Could you write out all of the data again, word for word?

START DATA FOR ANALYSIS

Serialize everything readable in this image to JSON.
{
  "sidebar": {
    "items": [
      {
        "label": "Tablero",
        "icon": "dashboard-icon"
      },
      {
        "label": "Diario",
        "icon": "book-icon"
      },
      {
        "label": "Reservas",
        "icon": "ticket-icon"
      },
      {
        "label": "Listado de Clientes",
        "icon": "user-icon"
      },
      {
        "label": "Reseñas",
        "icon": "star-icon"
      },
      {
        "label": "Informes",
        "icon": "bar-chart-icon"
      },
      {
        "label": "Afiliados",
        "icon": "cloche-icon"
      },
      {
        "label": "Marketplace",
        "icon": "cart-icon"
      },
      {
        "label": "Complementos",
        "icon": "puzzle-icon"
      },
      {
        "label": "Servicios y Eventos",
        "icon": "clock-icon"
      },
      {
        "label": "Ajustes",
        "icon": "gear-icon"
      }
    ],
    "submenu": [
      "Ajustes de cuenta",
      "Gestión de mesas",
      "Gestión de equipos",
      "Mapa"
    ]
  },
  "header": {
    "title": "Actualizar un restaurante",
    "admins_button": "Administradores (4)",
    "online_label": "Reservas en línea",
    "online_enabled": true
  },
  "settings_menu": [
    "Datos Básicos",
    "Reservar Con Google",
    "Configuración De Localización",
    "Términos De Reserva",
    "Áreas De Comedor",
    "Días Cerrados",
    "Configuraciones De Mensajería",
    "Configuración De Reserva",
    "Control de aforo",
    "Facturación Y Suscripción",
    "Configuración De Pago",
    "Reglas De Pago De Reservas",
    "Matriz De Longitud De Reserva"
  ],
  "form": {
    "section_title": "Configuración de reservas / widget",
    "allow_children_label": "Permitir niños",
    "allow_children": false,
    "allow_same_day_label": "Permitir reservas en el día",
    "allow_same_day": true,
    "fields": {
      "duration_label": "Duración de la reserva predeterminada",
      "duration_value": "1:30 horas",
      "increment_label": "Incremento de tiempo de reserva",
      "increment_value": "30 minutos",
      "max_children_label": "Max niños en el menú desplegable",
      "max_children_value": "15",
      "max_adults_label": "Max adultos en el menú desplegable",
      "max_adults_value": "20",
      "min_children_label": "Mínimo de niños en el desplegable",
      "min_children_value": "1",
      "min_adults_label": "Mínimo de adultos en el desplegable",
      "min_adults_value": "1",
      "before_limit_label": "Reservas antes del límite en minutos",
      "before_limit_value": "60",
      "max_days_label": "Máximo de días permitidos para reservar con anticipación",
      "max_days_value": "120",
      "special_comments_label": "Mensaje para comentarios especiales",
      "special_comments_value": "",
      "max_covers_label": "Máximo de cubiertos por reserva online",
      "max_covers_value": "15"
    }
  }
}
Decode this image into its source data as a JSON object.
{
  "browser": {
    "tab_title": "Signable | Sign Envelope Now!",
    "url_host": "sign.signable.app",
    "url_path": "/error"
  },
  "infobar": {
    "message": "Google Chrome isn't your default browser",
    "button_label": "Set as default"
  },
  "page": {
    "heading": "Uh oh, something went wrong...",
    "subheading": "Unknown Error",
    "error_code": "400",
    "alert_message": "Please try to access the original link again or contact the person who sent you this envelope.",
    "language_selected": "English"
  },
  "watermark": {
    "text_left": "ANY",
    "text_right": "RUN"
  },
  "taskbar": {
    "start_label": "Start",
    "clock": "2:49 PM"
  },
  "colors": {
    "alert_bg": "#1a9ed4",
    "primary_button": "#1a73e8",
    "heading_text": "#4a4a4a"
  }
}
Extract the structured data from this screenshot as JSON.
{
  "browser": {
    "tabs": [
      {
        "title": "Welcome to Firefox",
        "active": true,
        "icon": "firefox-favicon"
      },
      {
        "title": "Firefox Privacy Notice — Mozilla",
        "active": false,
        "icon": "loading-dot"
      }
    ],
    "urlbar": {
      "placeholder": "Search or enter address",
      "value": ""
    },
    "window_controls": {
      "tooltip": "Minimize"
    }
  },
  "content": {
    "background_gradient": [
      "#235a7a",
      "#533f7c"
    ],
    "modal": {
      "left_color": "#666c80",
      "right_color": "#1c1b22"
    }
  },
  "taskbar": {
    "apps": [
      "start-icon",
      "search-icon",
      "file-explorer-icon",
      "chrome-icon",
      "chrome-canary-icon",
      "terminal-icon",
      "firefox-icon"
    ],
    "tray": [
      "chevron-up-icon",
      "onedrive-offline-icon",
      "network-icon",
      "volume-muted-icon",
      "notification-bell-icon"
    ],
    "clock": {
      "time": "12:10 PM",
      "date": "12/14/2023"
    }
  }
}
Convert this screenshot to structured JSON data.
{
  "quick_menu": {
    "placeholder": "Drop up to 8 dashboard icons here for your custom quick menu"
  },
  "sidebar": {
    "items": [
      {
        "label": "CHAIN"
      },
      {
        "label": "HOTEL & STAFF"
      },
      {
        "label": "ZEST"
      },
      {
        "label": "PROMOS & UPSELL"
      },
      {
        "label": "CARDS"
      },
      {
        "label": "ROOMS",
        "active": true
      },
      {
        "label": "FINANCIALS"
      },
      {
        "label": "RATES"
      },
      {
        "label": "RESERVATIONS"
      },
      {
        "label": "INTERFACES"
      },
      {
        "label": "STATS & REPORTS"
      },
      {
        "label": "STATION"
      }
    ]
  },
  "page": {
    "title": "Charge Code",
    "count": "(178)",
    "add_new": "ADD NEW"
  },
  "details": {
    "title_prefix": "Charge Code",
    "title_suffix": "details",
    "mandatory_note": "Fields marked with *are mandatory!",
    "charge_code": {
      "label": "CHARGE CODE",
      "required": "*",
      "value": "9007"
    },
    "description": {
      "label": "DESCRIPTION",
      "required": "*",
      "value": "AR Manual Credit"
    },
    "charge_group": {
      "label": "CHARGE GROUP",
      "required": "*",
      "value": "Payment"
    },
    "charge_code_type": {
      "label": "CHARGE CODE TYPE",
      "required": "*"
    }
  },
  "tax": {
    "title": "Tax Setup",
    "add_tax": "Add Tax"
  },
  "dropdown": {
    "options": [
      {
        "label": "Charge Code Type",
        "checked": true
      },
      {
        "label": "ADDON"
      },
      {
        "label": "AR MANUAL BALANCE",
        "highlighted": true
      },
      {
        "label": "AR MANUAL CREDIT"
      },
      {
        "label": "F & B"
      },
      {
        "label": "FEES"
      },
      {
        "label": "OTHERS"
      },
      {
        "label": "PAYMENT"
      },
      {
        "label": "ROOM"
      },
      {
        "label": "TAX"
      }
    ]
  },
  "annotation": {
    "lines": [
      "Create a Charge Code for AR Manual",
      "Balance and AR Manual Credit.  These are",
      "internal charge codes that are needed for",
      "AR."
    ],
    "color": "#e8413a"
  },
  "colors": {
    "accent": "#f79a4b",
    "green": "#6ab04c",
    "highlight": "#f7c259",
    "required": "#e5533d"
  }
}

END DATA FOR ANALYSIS

- ANSWER FOR THE TASK:
Serialize everything readable in this image to JSON.
{
  "sidebar": {
    "items": [
      {
        "label": "Tablero",
        "icon": "dashboard-icon"
      },
      {
        "label": "Diario",
        "icon": "book-icon"
      },
      {
        "label": "Reservas",
        "icon": "ticket-icon"
      },
      {
        "label": "Listado de Clientes",
        "icon": "user-icon"
      },
      {
        "label": "Reseñas",
        "icon": "star-icon"
      },
      {
        "label": "Informes",
        "icon": "bar-chart-icon"
      },
      {
        "label": "Afiliados",
        "icon": "cloche-icon"
      },
      {
        "label": "Marketplace",
        "icon": "cart-icon"
      },
      {
        "label": "Complementos",
        "icon": "puzzle-icon"
      },
      {
        "label": "Servicios y Eventos",
        "icon": "clock-icon"
      },
      {
        "label": "Ajustes",
        "icon": "gear-icon"
      }
    ],
    "submenu": [
      "Ajustes de cuenta",
      "Gestión de mesas",
      "Gestión de equipos",
      "Mapa"
    ]
  },
  "header": {
    "title": "Actualizar un restaurante",
    "admins_button": "Administradores (4)",
    "online_label": "Reservas en línea",
    "online_enabled": true
  },
  "settings_menu": [
    "Datos Básicos",
    "Reservar Con Google",
    "Configuración De Localización",
    "Términos De Reserva",
    "Áreas De Comedor",
    "Días Cerrados",
    "Configuraciones De Mensajería",
    "Configuración De Reserva",
    "Control de aforo",
    "Facturación Y Suscripción",
    "Configuración De Pago",
    "Reglas De Pago De Reservas",
    "Matriz De Longitud De Reserva"
  ],
  "form": {
    "section_title": "Configuración de reservas / widget",
    "allow_children_label": "Permitir niños",
    "allow_children": false,
    "allow_same_day_label": "Permitir reservas en el día",
    "allow_same_day": true,
    "fields": {
      "duration_label": "Duración de la reserva predeterminada",
      "duration_value": "1:30 horas",
      "increment_label": "Incremento de tiempo de reserva",
      "increment_value": "30 minutos",
      "max_children_label": "Max niños en el menú desplegable",
      "max_children_value": "15",
      "max_adults_label": "Max adultos en el menú desplegable",
      "max_adults_value": "20",
      "min_children_label": "Mínimo de niños en el desplegable",
      "min_children_value": "1",
      "min_adults_label": "Mínimo de adultos en el desplegable",
      "min_adults_value": "1",
      "before_limit_label": "Reservas antes del límite en minutos",
      "before_limit_value": "60",
      "max_days_label": "Máximo de días permitidos para reservar con anticipación",
      "max_days_value": "120",
      "special_comments_label": "Mensaje para comentarios especiales",
      "special_comments_value": "",
      "max_covers_label": "Máximo de cubiertos por reserva online",
      "max_covers_value": "15"
    }
  }
}
Decode this image into its source data as a JSON object.
{
  "browser": {
    "tab_title": "Signable | Sign Envelope Now!",
    "url_host": "sign.signable.app",
    "url_path": "/error"
  },
  "infobar": {
    "message": "Google Chrome isn't your default browser",
    "button_label": "Set as default"
  },
  "page": {
    "heading": "Uh oh, something went wrong...",
    "subheading": "Unknown Error",
    "error_code": "400",
    "alert_message": "Please try to access the original link again or contact the person who sent you this envelope.",
    "language_selected": "English"
  },
  "watermark": {
    "text_left": "ANY",
    "text_right": "RUN"
  },
  "taskbar": {
    "start_label": "Start",
    "clock": "2:49 PM"
  },
  "colors": {
    "alert_bg": "#1a9ed4",
    "primary_button": "#1a73e8",
    "heading_text": "#4a4a4a"
  }
}
Extract the structured data from this screenshot as JSON.
{
  "browser": {
    "tabs": [
      {
        "title": "Welcome to Firefox",
        "active": true,
        "icon": "firefox-favicon"
      },
      {
        "title": "Firefox Privacy Notice — Mozilla",
        "active": false,
        "icon": "loading-dot"
      }
    ],
    "urlbar": {
      "placeholder": "Search or enter address",
      "value": ""
    },
    "window_controls": {
      "tooltip": "Minimize"
    }
  },
  "content": {
    "background_gradient": [
      "#235a7a",
      "#533f7c"
    ],
    "modal": {
      "left_color": "#666c80",
      "right_color": "#1c1b22"
    }
  },
  "taskbar": {
    "apps": [
      "start-icon",
      "search-icon",
      "file-explorer-icon",
      "chrome-icon",
      "chrome-canary-icon",
      "terminal-icon",
      "firefox-icon"
    ],
    "tray": [
      "chevron-up-icon",
      "onedrive-offline-icon",
      "network-icon",
      "volume-muted-icon",
      "notification-bell-icon"
    ],
    "clock": {
      "time": "12:10 PM",
      "date": "12/14/2023"
    }
  }
}
Convert this screenshot to structured JSON data.
{
  "quick_menu": {
    "placeholder": "Drop up to 8 dashboard icons here for your custom quick menu"
  },
  "sidebar": {
    "items": [
      {
        "label": "CHAIN"
      },
      {
        "label": "HOTEL & STAFF"
      },
      {
        "label": "ZEST"
      },
      {
        "label": "PROMOS & UPSELL"
      },
      {
        "label": "CARDS"
      },
      {
        "label": "ROOMS",
        "active": true
      },
      {
        "label": "FINANCIALS"
      },
      {
        "label": "RATES"
      },
      {
        "label": "RESERVATIONS"
      },
      {
        "label": "INTERFACES"
      },
      {
        "label": "STATS & REPORTS"
      },
      {
        "label": "STATION"
      }
    ]
  },
  "page": {
    "title": "Charge Code",
    "count": "(178)",
    "add_new": "ADD NEW"
  },
  "details": {
    "title_prefix": "Charge Code",
    "title_suffix": "details",
    "mandatory_note": "Fields marked with *are mandatory!",
    "charge_code": {
      "label": "CHARGE CODE",
      "required": "*",
      "value": "9007"
    },
    "description": {
      "label": "DESCRIPTION",
      "required": "*",
      "value": "AR Manual Credit"
    },
    "charge_group": {
      "label": "CHARGE GROUP",
      "required": "*",
      "value": "Payment"
    },
    "charge_code_type": {
      "label": "CHARGE CODE TYPE",
      "required": "*"
    }
  },
  "tax": {
    "title": "Tax Setup",
    "add_tax": "Add Tax"
  },
  "dropdown": {
    "options": [
      {
        "label": "Charge Code Type",
        "checked": true
      },
      {
        "label": "ADDON"
      },
      {
        "label": "AR MANUAL BALANCE",
        "highlighted": true
      },
      {
        "label": "AR MANUAL CREDIT"
      },
      {
        "label": "F & B"
      },
      {
        "label": "FEES"
      },
      {
        "label": "OTHERS"
      },
      {
        "label": "PAYMENT"
      },
      {
        "label": "ROOM"
      },
      {
        "label": "TAX"
      }
    ]
  },
  "annotation": {
    "lines": [
      "Create a Charge Code for AR Manual",
      "Balance and AR Manual Credit.  These are",
      "internal charge codes that are needed for",
      "AR."
    ],
    "color": "#e8413a"
  },
  "colors": {
    "accent": "#f79a4b",
    "green": "#6ab04c",
    "highlight": "#f7c259",
    "required": "#e5533d"
  }
}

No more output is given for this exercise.